**Goal of the exercise**
For the material that follows, list every line containing the word "files".

**Source material**
◆ ◆ ◆ ◆ ◆

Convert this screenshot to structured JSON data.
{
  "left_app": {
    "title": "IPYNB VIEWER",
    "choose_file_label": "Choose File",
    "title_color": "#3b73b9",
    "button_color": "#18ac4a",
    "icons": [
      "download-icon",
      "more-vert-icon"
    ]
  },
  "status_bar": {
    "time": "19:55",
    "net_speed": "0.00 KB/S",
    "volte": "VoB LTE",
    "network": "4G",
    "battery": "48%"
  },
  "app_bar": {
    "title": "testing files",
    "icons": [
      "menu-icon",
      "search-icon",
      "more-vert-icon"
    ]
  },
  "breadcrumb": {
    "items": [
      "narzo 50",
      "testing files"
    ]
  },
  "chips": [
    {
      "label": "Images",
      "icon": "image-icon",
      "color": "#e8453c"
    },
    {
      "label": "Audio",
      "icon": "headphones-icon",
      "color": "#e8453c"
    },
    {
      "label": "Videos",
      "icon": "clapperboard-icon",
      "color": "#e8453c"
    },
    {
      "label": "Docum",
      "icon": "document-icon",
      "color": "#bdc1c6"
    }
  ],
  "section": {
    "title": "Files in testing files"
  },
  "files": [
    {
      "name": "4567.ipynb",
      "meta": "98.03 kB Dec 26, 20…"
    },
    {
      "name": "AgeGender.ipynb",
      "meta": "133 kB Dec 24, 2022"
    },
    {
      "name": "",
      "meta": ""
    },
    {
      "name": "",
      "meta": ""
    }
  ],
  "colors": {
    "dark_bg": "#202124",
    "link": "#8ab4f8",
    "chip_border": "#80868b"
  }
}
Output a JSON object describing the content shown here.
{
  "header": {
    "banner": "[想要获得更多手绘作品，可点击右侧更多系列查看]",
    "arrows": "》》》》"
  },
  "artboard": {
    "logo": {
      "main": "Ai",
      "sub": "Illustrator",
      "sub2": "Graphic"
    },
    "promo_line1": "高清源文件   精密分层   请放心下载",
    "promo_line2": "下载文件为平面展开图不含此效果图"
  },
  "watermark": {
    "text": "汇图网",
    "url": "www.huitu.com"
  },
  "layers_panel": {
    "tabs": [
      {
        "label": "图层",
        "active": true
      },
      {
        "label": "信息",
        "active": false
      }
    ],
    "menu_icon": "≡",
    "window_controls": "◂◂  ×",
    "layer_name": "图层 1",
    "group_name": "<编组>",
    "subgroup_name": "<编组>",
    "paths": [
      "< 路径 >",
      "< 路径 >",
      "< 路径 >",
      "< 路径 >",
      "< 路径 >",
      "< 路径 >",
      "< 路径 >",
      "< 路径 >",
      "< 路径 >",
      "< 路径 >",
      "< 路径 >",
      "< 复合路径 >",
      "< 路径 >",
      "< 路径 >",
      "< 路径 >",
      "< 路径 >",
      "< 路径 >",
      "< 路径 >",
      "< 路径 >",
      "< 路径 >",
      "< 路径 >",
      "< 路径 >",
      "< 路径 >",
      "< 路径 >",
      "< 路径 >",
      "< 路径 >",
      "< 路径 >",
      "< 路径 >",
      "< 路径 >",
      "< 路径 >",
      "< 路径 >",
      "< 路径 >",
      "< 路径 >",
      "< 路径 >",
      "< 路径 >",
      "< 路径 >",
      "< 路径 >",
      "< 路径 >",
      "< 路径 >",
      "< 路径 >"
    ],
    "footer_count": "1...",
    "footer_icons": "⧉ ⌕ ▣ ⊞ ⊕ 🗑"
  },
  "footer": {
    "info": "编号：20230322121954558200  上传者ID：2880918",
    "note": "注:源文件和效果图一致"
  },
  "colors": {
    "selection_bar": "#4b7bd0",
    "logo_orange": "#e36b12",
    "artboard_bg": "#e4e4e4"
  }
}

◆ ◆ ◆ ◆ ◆

**Written reply**
    "title": "testing files",
      "testing files"
    "title": "Files in testing files"
  "files": [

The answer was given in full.